Exercise details. Leaving out all images, write out the records that follow exactly.

Collected data
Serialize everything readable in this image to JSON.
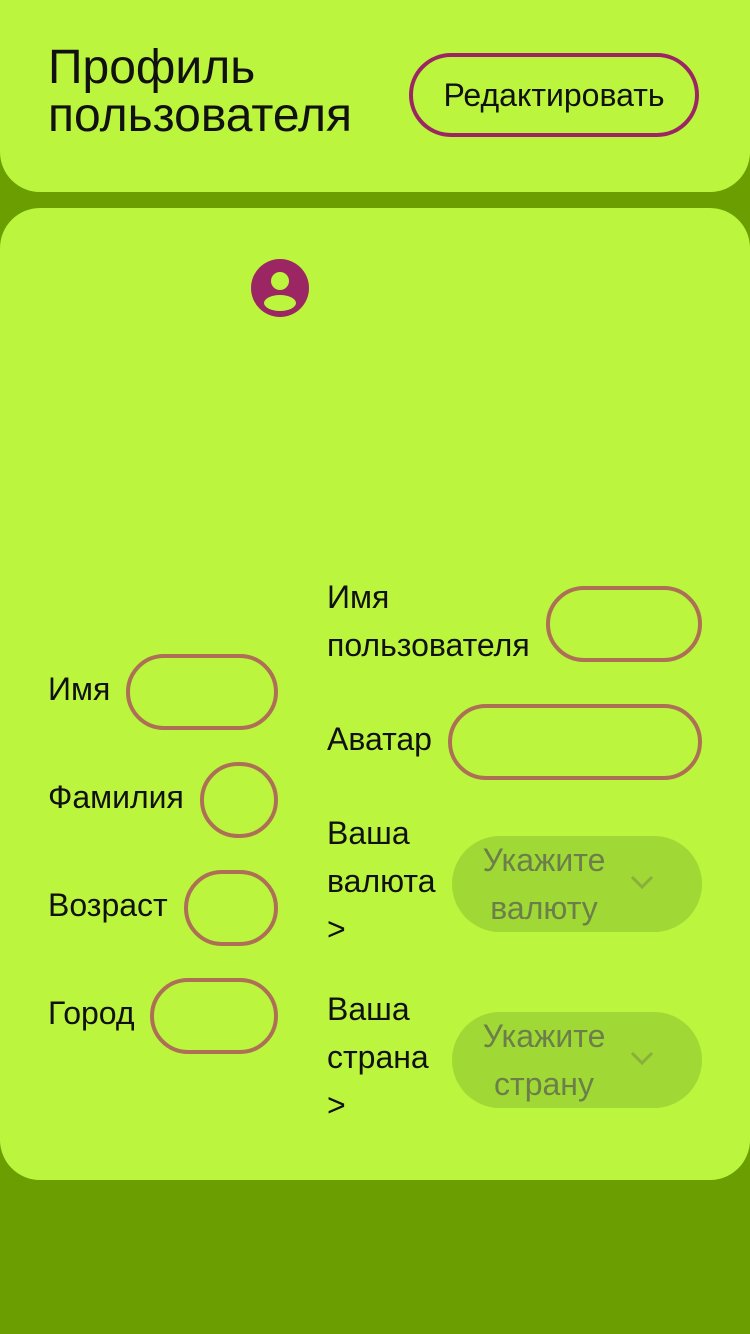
{
  "header": {
    "title": "Профиль пользователя",
    "edit_label": "Редактировать"
  },
  "profile": {
    "avatar_icon": "user-avatar-icon",
    "left_fields": [
      {
        "label": "Имя",
        "value": ""
      },
      {
        "label": "Фамилия",
        "value": ""
      },
      {
        "label": "Возраст",
        "value": ""
      },
      {
        "label": "Город",
        "value": ""
      }
    ],
    "right_fields": [
      {
        "label": "Имя пользователя",
        "value": ""
      },
      {
        "label": "Аватар",
        "value": ""
      }
    ],
    "currency": {
      "label": "Ваша валюта >",
      "placeholder": "Укажите валюту"
    },
    "country": {
      "label": "Ваша страна >",
      "placeholder": "Укажите страну"
    }
  },
  "colors": {
    "background": "#6b9e00",
    "card": "#bbf53d",
    "accent": "#9c2564",
    "field_border": "#ad6f56",
    "select_bg": "#a0d835"
  }
}
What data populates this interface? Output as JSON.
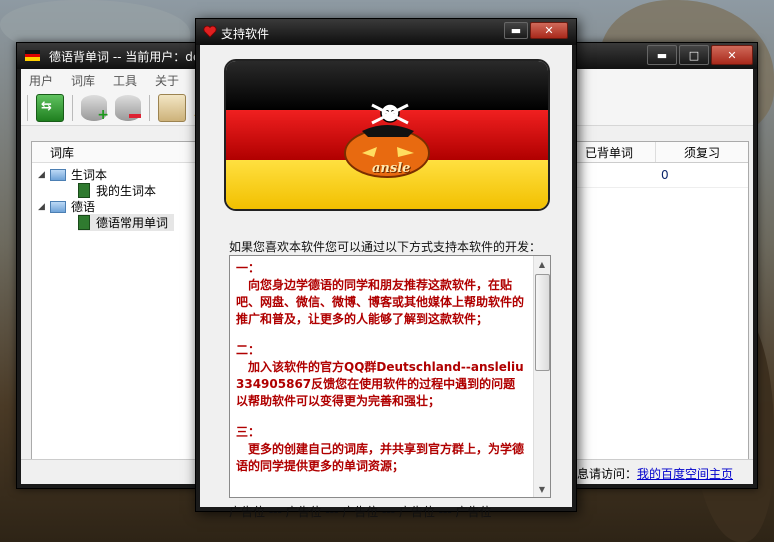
{
  "main_window": {
    "title": "德语背单词 -- 当前用户：de",
    "menu": [
      "用户",
      "词库",
      "工具",
      "关于"
    ],
    "tree": {
      "header": "词库",
      "nodes": [
        {
          "label": "生词本",
          "children": [
            "我的生词本"
          ]
        },
        {
          "label": "德语",
          "children": [
            "德语常用单词"
          ]
        }
      ]
    },
    "grid": {
      "columns": [
        "已背单词",
        "须复习"
      ],
      "row": [
        "",
        "0"
      ]
    },
    "status": {
      "prefix": "息请访问：",
      "link": "我的百度空间主页"
    }
  },
  "dialog": {
    "title": "支持软件",
    "banner_text": "ansle",
    "support_label": "如果您喜欢本软件您可以通过以下方式支持本软件的开发：",
    "paragraphs": [
      {
        "head": "一：",
        "body": "　向您身边学德语的同学和朋友推荐这款软件，在贴吧、网盘、微信、微博、博客或其他媒体上帮助软件的推广和普及，让更多的人能够了解到这款软件；"
      },
      {
        "head": "二：",
        "body": "　加入该软件的官方QQ群Deutschland--ansleliu 334905867反馈您在使用软件的过程中遇到的问题以帮助软件可以变得更为完善和强壮；"
      },
      {
        "head": "三：",
        "body": "　更多的创建自己的词库，并共享到官方群上，为学德语的同学提供更多的单词资源；"
      }
    ],
    "ads": "广告位 --- 广告位 --- 广告位 --- 广告位 --- 广告位"
  },
  "colors": {
    "flag_black": "#111111",
    "flag_red": "#dd0000",
    "flag_gold": "#ffce00",
    "text_red": "#b00000"
  }
}
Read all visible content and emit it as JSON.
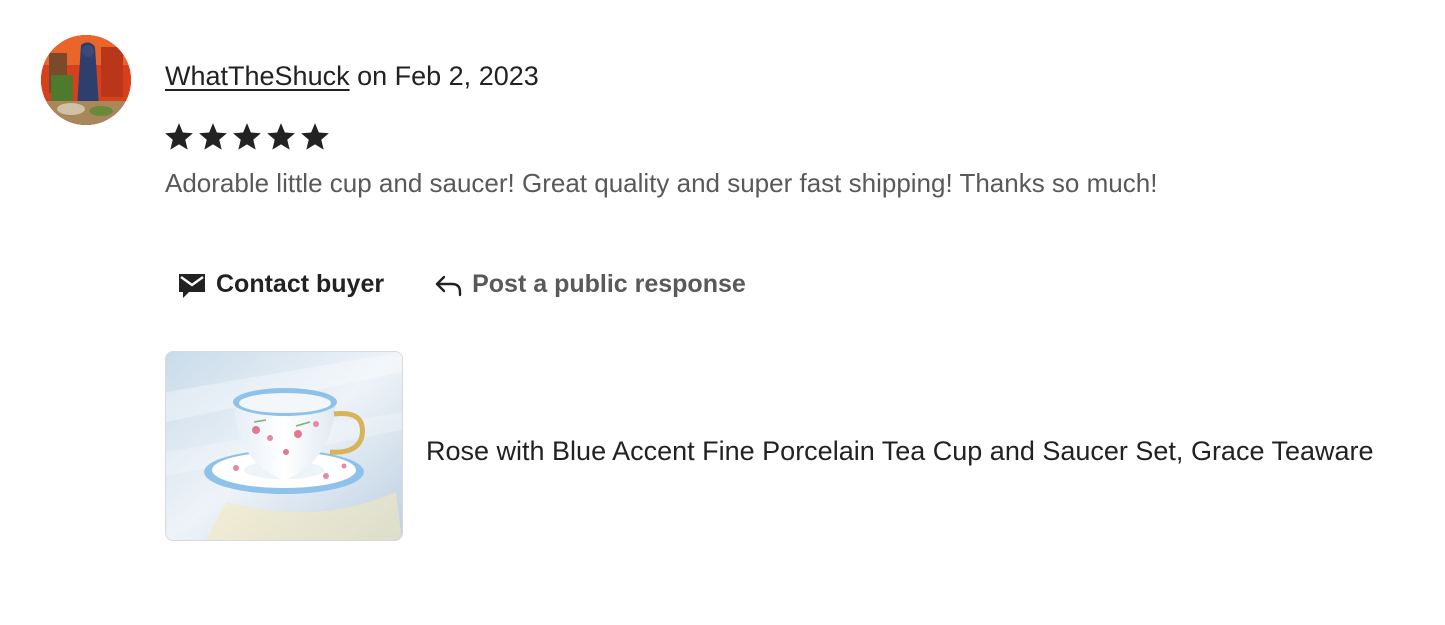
{
  "review": {
    "reviewer_name": "WhatTheShuck",
    "date_text": "on Feb 2, 2023",
    "rating": 5,
    "rating_max": 5,
    "text": "Adorable little cup and saucer! Great quality and super fast shipping! Thanks so much!"
  },
  "actions": {
    "contact_label": "Contact buyer",
    "contact_icon": "envelope-icon",
    "respond_label": "Post a public response",
    "respond_icon": "reply-arrow-icon"
  },
  "product": {
    "title": "Rose with Blue Accent Fine Porcelain Tea Cup and Saucer Set, Grace Teaware"
  },
  "colors": {
    "text_primary": "#222222",
    "text_secondary": "#595959",
    "star": "#222222",
    "thumb_border": "#d9d9d9"
  }
}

Result of this exercise.
Serialize everything readable in this image to JSON.
{
  "header": {
    "title": "Профиль пользователя",
    "edit_label": "Редактировать"
  },
  "profile": {
    "avatar_icon": "user-avatar-icon",
    "left_fields": [
      {
        "label": "Имя",
        "value": ""
      },
      {
        "label": "Фамилия",
        "value": ""
      },
      {
        "label": "Возраст",
        "value": ""
      },
      {
        "label": "Город",
        "value": ""
      }
    ],
    "right_fields": [
      {
        "label": "Имя пользователя",
        "value": ""
      },
      {
        "label": "Аватар",
        "value": ""
      }
    ],
    "currency": {
      "label": "Ваша валюта >",
      "placeholder": "Укажите валюту"
    },
    "country": {
      "label": "Ваша страна >",
      "placeholder": "Укажите страну"
    }
  },
  "colors": {
    "background": "#6b9e00",
    "card": "#bbf53d",
    "accent": "#9c2564",
    "field_border": "#ad6f56",
    "select_bg": "#a0d835"
  }
}
What data populates this interface? Output as JSON.
{
  "main_window": {
    "title": "德语背单词 -- 当前用户：de",
    "menu": [
      "用户",
      "词库",
      "工具",
      "关于"
    ],
    "tree": {
      "header": "词库",
      "nodes": [
        {
          "label": "生词本",
          "children": [
            "我的生词本"
          ]
        },
        {
          "label": "德语",
          "children": [
            "德语常用单词"
          ]
        }
      ]
    },
    "grid": {
      "columns": [
        "已背单词",
        "须复习"
      ],
      "row": [
        "",
        "0"
      ]
    },
    "status": {
      "prefix": "息请访问：",
      "link": "我的百度空间主页"
    }
  },
  "dialog": {
    "title": "支持软件",
    "banner_text": "ansle",
    "support_label": "如果您喜欢本软件您可以通过以下方式支持本软件的开发：",
    "paragraphs": [
      {
        "head": "一：",
        "body": "　向您身边学德语的同学和朋友推荐这款软件，在贴吧、网盘、微信、微博、博客或其他媒体上帮助软件的推广和普及，让更多的人能够了解到这款软件；"
      },
      {
        "head": "二：",
        "body": "　加入该软件的官方QQ群Deutschland--ansleliu 334905867反馈您在使用软件的过程中遇到的问题以帮助软件可以变得更为完善和强壮；"
      },
      {
        "head": "三：",
        "body": "　更多的创建自己的词库，并共享到官方群上，为学德语的同学提供更多的单词资源；"
      }
    ],
    "ads": "广告位 --- 广告位 --- 广告位 --- 广告位 --- 广告位"
  },
  "colors": {
    "flag_black": "#111111",
    "flag_red": "#dd0000",
    "flag_gold": "#ffce00",
    "text_red": "#b00000"
  }
}
Read all visible content and emit it as JSON.
{
  "review": {
    "reviewer_name": "WhatTheShuck",
    "date_text": "on Feb 2, 2023",
    "rating": 5,
    "rating_max": 5,
    "text": "Adorable little cup and saucer! Great quality and super fast shipping! Thanks so much!"
  },
  "actions": {
    "contact_label": "Contact buyer",
    "contact_icon": "envelope-icon",
    "respond_label": "Post a public response",
    "respond_icon": "reply-arrow-icon"
  },
  "product": {
    "title": "Rose with Blue Accent Fine Porcelain Tea Cup and Saucer Set, Grace Teaware"
  },
  "colors": {
    "text_primary": "#222222",
    "text_secondary": "#595959",
    "star": "#222222",
    "thumb_border": "#d9d9d9"
  }
}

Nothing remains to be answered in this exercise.